__Exercise description__. Output all of the lines below exactly, and leave out each image.

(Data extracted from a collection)
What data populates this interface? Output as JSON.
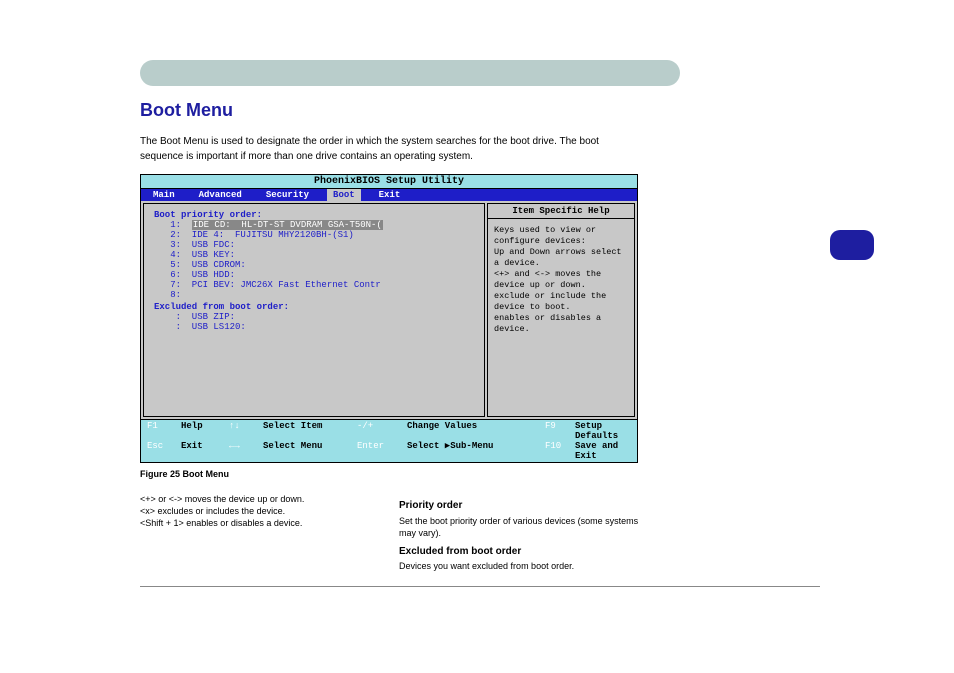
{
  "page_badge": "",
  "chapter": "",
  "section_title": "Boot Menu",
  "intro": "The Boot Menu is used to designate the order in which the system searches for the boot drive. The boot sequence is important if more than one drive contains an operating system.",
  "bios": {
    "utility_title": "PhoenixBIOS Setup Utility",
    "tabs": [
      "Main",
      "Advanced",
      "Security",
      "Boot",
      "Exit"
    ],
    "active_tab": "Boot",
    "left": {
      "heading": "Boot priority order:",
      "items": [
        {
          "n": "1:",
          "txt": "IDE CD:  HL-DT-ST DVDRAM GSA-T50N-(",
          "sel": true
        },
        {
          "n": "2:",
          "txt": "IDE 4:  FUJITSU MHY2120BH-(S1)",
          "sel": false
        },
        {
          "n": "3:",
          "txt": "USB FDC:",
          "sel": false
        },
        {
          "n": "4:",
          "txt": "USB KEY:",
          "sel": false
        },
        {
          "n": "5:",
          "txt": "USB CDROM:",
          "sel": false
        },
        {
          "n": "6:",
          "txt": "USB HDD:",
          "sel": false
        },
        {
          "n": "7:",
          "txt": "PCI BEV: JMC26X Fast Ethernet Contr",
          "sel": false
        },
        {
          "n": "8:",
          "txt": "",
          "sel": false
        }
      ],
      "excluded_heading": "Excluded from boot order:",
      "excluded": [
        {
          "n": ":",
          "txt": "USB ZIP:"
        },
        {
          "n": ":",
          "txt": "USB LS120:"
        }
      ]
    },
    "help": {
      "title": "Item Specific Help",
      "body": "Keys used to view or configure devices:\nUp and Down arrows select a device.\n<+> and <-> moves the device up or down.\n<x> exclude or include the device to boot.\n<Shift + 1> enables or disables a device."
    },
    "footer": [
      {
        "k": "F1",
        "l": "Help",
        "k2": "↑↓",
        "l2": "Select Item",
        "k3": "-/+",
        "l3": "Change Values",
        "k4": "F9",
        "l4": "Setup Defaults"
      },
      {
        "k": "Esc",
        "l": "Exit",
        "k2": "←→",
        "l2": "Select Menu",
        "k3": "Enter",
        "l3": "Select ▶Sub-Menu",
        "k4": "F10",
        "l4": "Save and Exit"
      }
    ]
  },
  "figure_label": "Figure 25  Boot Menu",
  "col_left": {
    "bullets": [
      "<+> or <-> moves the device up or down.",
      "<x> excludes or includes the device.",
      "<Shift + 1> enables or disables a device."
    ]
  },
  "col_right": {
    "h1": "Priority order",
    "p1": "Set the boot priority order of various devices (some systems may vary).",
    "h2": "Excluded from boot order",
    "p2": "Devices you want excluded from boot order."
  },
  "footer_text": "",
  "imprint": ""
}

__Written solution__.
What data populates this interface? Output as JSON.
{
  "page_badge": "",
  "chapter": "",
  "section_title": "Boot Menu",
  "intro": "The Boot Menu is used to designate the order in which the system searches for the boot drive. The boot sequence is important if more than one drive contains an operating system.",
  "bios": {
    "utility_title": "PhoenixBIOS Setup Utility",
    "tabs": [
      "Main",
      "Advanced",
      "Security",
      "Boot",
      "Exit"
    ],
    "active_tab": "Boot",
    "left": {
      "heading": "Boot priority order:",
      "items": [
        {
          "n": "1:",
          "txt": "IDE CD:  HL-DT-ST DVDRAM GSA-T50N-(",
          "sel": true
        },
        {
          "n": "2:",
          "txt": "IDE 4:  FUJITSU MHY2120BH-(S1)",
          "sel": false
        },
        {
          "n": "3:",
          "txt": "USB FDC:",
          "sel": false
        },
        {
          "n": "4:",
          "txt": "USB KEY:",
          "sel": false
        },
        {
          "n": "5:",
          "txt": "USB CDROM:",
          "sel": false
        },
        {
          "n": "6:",
          "txt": "USB HDD:",
          "sel": false
        },
        {
          "n": "7:",
          "txt": "PCI BEV: JMC26X Fast Ethernet Contr",
          "sel": false
        },
        {
          "n": "8:",
          "txt": "",
          "sel": false
        }
      ],
      "excluded_heading": "Excluded from boot order:",
      "excluded": [
        {
          "n": ":",
          "txt": "USB ZIP:"
        },
        {
          "n": ":",
          "txt": "USB LS120:"
        }
      ]
    },
    "help": {
      "title": "Item Specific Help",
      "body": "Keys used to view or configure devices:\nUp and Down arrows select a device.\n<+> and <-> moves the device up or down.\n<x> exclude or include the device to boot.\n<Shift + 1> enables or disables a device."
    },
    "footer": [
      {
        "k": "F1",
        "l": "Help",
        "k2": "↑↓",
        "l2": "Select Item",
        "k3": "-/+",
        "l3": "Change Values",
        "k4": "F9",
        "l4": "Setup Defaults"
      },
      {
        "k": "Esc",
        "l": "Exit",
        "k2": "←→",
        "l2": "Select Menu",
        "k3": "Enter",
        "l3": "Select ▶Sub-Menu",
        "k4": "F10",
        "l4": "Save and Exit"
      }
    ]
  },
  "figure_label": "Figure 25  Boot Menu",
  "col_left": {
    "bullets": [
      "<+> or <-> moves the device up or down.",
      "<x> excludes or includes the device.",
      "<Shift + 1> enables or disables a device."
    ]
  },
  "col_right": {
    "h1": "Priority order",
    "p1": "Set the boot priority order of various devices (some systems may vary).",
    "h2": "Excluded from boot order",
    "p2": "Devices you want excluded from boot order."
  },
  "footer_text": "",
  "imprint": ""
}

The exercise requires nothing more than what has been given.